> Requirement
Replicate the data exactly, every line included.

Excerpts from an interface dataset
● ● ●

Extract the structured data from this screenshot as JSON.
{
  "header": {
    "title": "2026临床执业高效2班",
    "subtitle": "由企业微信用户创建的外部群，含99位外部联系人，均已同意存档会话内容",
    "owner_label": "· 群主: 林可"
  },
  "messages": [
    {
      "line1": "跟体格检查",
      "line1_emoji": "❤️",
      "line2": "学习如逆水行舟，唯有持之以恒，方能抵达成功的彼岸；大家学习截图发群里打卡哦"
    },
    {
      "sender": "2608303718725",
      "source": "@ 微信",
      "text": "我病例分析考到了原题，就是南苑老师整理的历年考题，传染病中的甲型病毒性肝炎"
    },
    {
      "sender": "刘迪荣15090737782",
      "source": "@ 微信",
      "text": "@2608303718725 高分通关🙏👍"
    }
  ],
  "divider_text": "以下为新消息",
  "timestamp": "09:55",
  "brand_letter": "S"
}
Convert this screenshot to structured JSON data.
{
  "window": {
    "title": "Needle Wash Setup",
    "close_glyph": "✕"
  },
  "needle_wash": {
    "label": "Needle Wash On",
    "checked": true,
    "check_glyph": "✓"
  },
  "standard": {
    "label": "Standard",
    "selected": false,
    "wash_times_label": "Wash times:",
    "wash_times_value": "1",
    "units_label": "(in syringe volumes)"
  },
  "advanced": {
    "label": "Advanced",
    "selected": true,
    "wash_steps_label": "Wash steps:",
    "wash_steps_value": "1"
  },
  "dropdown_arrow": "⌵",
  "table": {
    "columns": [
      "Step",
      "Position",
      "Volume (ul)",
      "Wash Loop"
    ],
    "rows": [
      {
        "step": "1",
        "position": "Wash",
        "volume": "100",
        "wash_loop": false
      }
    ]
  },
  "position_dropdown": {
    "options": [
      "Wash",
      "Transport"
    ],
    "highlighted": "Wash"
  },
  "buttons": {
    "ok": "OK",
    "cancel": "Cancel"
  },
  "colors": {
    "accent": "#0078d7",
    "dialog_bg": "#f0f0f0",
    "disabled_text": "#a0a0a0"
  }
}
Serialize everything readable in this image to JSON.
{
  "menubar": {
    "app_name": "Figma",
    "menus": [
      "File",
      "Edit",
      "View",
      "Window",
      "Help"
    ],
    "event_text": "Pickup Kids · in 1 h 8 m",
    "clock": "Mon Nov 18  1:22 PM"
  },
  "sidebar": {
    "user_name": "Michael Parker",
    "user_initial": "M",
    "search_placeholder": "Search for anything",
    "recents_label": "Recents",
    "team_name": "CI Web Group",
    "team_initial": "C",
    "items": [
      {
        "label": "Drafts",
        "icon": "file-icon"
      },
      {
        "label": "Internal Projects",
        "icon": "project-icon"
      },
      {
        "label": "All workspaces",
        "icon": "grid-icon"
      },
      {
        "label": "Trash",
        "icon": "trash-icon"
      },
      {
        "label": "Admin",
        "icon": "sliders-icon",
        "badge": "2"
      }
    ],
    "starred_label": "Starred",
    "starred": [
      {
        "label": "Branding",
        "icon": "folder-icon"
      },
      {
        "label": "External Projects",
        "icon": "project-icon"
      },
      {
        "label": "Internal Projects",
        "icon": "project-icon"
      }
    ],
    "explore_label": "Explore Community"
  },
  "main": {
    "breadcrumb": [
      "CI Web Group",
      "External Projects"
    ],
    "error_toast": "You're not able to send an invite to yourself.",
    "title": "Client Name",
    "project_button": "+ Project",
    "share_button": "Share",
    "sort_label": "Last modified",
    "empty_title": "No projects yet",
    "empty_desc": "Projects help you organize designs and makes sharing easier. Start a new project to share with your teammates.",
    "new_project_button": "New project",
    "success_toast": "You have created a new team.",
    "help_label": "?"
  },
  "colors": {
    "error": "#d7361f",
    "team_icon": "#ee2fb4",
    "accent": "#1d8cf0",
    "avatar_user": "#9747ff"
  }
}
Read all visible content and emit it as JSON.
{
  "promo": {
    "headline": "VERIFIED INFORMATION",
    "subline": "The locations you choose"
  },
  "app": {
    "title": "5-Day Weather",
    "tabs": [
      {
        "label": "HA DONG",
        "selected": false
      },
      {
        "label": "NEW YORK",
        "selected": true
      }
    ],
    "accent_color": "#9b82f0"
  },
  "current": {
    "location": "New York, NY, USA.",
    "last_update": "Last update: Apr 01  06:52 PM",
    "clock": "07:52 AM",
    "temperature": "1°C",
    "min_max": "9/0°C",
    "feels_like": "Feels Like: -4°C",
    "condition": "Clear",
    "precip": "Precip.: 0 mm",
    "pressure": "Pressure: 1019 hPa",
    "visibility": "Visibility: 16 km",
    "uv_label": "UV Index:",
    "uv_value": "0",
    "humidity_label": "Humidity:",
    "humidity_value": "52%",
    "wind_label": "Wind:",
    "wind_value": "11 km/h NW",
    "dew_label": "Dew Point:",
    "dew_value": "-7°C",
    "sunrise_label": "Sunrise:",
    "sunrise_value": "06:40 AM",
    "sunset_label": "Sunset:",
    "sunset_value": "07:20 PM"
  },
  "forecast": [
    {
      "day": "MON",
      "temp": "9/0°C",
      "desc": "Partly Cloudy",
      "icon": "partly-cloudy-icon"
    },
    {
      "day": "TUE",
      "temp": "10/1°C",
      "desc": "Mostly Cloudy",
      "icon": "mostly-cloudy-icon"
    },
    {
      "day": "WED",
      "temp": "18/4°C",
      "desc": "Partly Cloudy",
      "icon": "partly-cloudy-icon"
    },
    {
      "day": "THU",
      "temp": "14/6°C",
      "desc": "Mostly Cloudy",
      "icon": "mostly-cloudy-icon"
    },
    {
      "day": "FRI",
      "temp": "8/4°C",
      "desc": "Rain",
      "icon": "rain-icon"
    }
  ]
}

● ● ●

> Expected output
Extract the structured data from this screenshot as JSON.
{
  "header": {
    "title": "2026临床执业高效2班",
    "subtitle": "由企业微信用户创建的外部群，含99位外部联系人，均已同意存档会话内容",
    "owner_label": "· 群主: 林可"
  },
  "messages": [
    {
      "line1": "跟体格检查",
      "line1_emoji": "❤️",
      "line2": "学习如逆水行舟，唯有持之以恒，方能抵达成功的彼岸；大家学习截图发群里打卡哦"
    },
    {
      "sender": "2608303718725",
      "source": "@ 微信",
      "text": "我病例分析考到了原题，就是南苑老师整理的历年考题，传染病中的甲型病毒性肝炎"
    },
    {
      "sender": "刘迪荣15090737782",
      "source": "@ 微信",
      "text": "@2608303718725 高分通关🙏👍"
    }
  ],
  "divider_text": "以下为新消息",
  "timestamp": "09:55",
  "brand_letter": "S"
}
Convert this screenshot to structured JSON data.
{
  "window": {
    "title": "Needle Wash Setup",
    "close_glyph": "✕"
  },
  "needle_wash": {
    "label": "Needle Wash On",
    "checked": true,
    "check_glyph": "✓"
  },
  "standard": {
    "label": "Standard",
    "selected": false,
    "wash_times_label": "Wash times:",
    "wash_times_value": "1",
    "units_label": "(in syringe volumes)"
  },
  "advanced": {
    "label": "Advanced",
    "selected": true,
    "wash_steps_label": "Wash steps:",
    "wash_steps_value": "1"
  },
  "dropdown_arrow": "⌵",
  "table": {
    "columns": [
      "Step",
      "Position",
      "Volume (ul)",
      "Wash Loop"
    ],
    "rows": [
      {
        "step": "1",
        "position": "Wash",
        "volume": "100",
        "wash_loop": false
      }
    ]
  },
  "position_dropdown": {
    "options": [
      "Wash",
      "Transport"
    ],
    "highlighted": "Wash"
  },
  "buttons": {
    "ok": "OK",
    "cancel": "Cancel"
  },
  "colors": {
    "accent": "#0078d7",
    "dialog_bg": "#f0f0f0",
    "disabled_text": "#a0a0a0"
  }
}
Serialize everything readable in this image to JSON.
{
  "menubar": {
    "app_name": "Figma",
    "menus": [
      "File",
      "Edit",
      "View",
      "Window",
      "Help"
    ],
    "event_text": "Pickup Kids · in 1 h 8 m",
    "clock": "Mon Nov 18  1:22 PM"
  },
  "sidebar": {
    "user_name": "Michael Parker",
    "user_initial": "M",
    "search_placeholder": "Search for anything",
    "recents_label": "Recents",
    "team_name": "CI Web Group",
    "team_initial": "C",
    "items": [
      {
        "label": "Drafts",
        "icon": "file-icon"
      },
      {
        "label": "Internal Projects",
        "icon": "project-icon"
      },
      {
        "label": "All workspaces",
        "icon": "grid-icon"
      },
      {
        "label": "Trash",
        "icon": "trash-icon"
      },
      {
        "label": "Admin",
        "icon": "sliders-icon",
        "badge": "2"
      }
    ],
    "starred_label": "Starred",
    "starred": [
      {
        "label": "Branding",
        "icon": "folder-icon"
      },
      {
        "label": "External Projects",
        "icon": "project-icon"
      },
      {
        "label": "Internal Projects",
        "icon": "project-icon"
      }
    ],
    "explore_label": "Explore Community"
  },
  "main": {
    "breadcrumb": [
      "CI Web Group",
      "External Projects"
    ],
    "error_toast": "You're not able to send an invite to yourself.",
    "title": "Client Name",
    "project_button": "+ Project",
    "share_button": "Share",
    "sort_label": "Last modified",
    "empty_title": "No projects yet",
    "empty_desc": "Projects help you organize designs and makes sharing easier. Start a new project to share with your teammates.",
    "new_project_button": "New project",
    "success_toast": "You have created a new team.",
    "help_label": "?"
  },
  "colors": {
    "error": "#d7361f",
    "team_icon": "#ee2fb4",
    "accent": "#1d8cf0",
    "avatar_user": "#9747ff"
  }
}
Read all visible content and emit it as JSON.
{
  "promo": {
    "headline": "VERIFIED INFORMATION",
    "subline": "The locations you choose"
  },
  "app": {
    "title": "5-Day Weather",
    "tabs": [
      {
        "label": "HA DONG",
        "selected": false
      },
      {
        "label": "NEW YORK",
        "selected": true
      }
    ],
    "accent_color": "#9b82f0"
  },
  "current": {
    "location": "New York, NY, USA.",
    "last_update": "Last update: Apr 01  06:52 PM",
    "clock": "07:52 AM",
    "temperature": "1°C",
    "min_max": "9/0°C",
    "feels_like": "Feels Like: -4°C",
    "condition": "Clear",
    "precip": "Precip.: 0 mm",
    "pressure": "Pressure: 1019 hPa",
    "visibility": "Visibility: 16 km",
    "uv_label": "UV Index:",
    "uv_value": "0",
    "humidity_label": "Humidity:",
    "humidity_value": "52%",
    "wind_label": "Wind:",
    "wind_value": "11 km/h NW",
    "dew_label": "Dew Point:",
    "dew_value": "-7°C",
    "sunrise_label": "Sunrise:",
    "sunrise_value": "06:40 AM",
    "sunset_label": "Sunset:",
    "sunset_value": "07:20 PM"
  },
  "forecast": [
    {
      "day": "MON",
      "temp": "9/0°C",
      "desc": "Partly Cloudy",
      "icon": "partly-cloudy-icon"
    },
    {
      "day": "TUE",
      "temp": "10/1°C",
      "desc": "Mostly Cloudy",
      "icon": "mostly-cloudy-icon"
    },
    {
      "day": "WED",
      "temp": "18/4°C",
      "desc": "Partly Cloudy",
      "icon": "partly-cloudy-icon"
    },
    {
      "day": "THU",
      "temp": "14/6°C",
      "desc": "Mostly Cloudy",
      "icon": "mostly-cloudy-icon"
    },
    {
      "day": "FRI",
      "temp": "8/4°C",
      "desc": "Rain",
      "icon": "rain-icon"
    }
  ]
}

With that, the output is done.